Special | A | B | C | D | E | F | G | H | I | J | K | L | M | N | O | P | Q | R | S | T | U | V | W | X | Y | Z | ALL
A term used for those with profound difficulties in most areas who display an exceptional talent in one area such as art or music.
This is a condition, seen especially in children, in which a person does not speak or communicate effectively in situations where they do not feel comfortable, secure and relaxed. For instance, a child may not speak – or indeed attempt any communication – at school, yet do so at home with their close family. In many cases, selective mutism can be attributed to extreme social anxiety. When it occurs with autism, it may be part of a more fundamental communication problem.
A person’s capacity to reflect on their own thoughts, feelings and traits.
Broadly defined as a
state in which individuals are exposed to so many sensory stimuli, or to
stimuli at such high intensities, that they become unable to deal with them.
For instance, they may become very stressed and/or become unresponsive to
sensory input. In autism, hypersensitivity to sensory stimuli means
that a person may experience overload even for moderate levels of stimulation
that would not be disagreeable for a person without autism.
A neurotransmitter involved in complex brain processes, including the regulation of mood, emotions, aggression, sleep and body temperature.

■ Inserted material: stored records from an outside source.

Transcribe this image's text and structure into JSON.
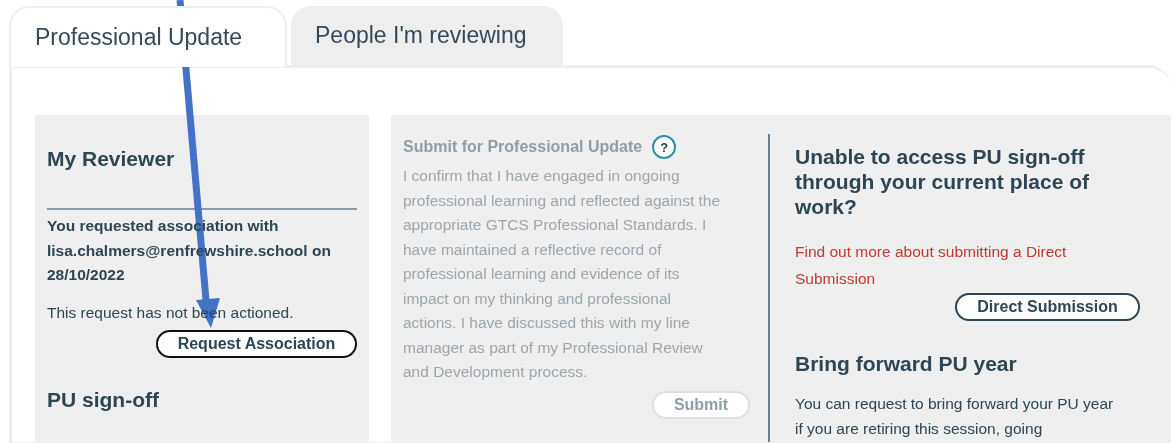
{
  "tabs": [
    {
      "label": "Professional Update",
      "selected": true
    },
    {
      "label": "People I'm reviewing",
      "selected": false
    }
  ],
  "my_reviewer": {
    "title": "My Reviewer",
    "request_text": "You requested association with lisa.chalmers@renfrewshire.school on 28/10/2022",
    "status_text": "This request has not been actioned.",
    "button": "Request Association"
  },
  "pu_signoff": {
    "title": "PU sign-off"
  },
  "submit_panel": {
    "title": "Submit for Professional Update",
    "help_icon": "?",
    "body": "I confirm that I have engaged in ongoing professional learning and reflected against the appropriate GTCS Professional Standards. I have maintained a reflective record of professional learning and evidence of its impact on my thinking and professional actions. I have discussed this with my line manager as part of my Professional Review and Development process.",
    "submit_button": {
      "label": "Submit",
      "disabled": true
    }
  },
  "direct_submission": {
    "title": "Unable to access PU sign-off through your current place of work?",
    "link": "Find out more about submitting a Direct Submission",
    "button": "Direct Submission"
  },
  "bring_forward": {
    "title": "Bring forward PU year",
    "body": "You can request to bring forward your PU year if you are retiring this session, going"
  },
  "annotation": {
    "kind": "arrow"
  }
}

evaluation of an intervention which precedes a full-scale controlled trial.
Small-scale evaluations involve testing the intervention with a small number of
individuals and usually include observations before, during and after it has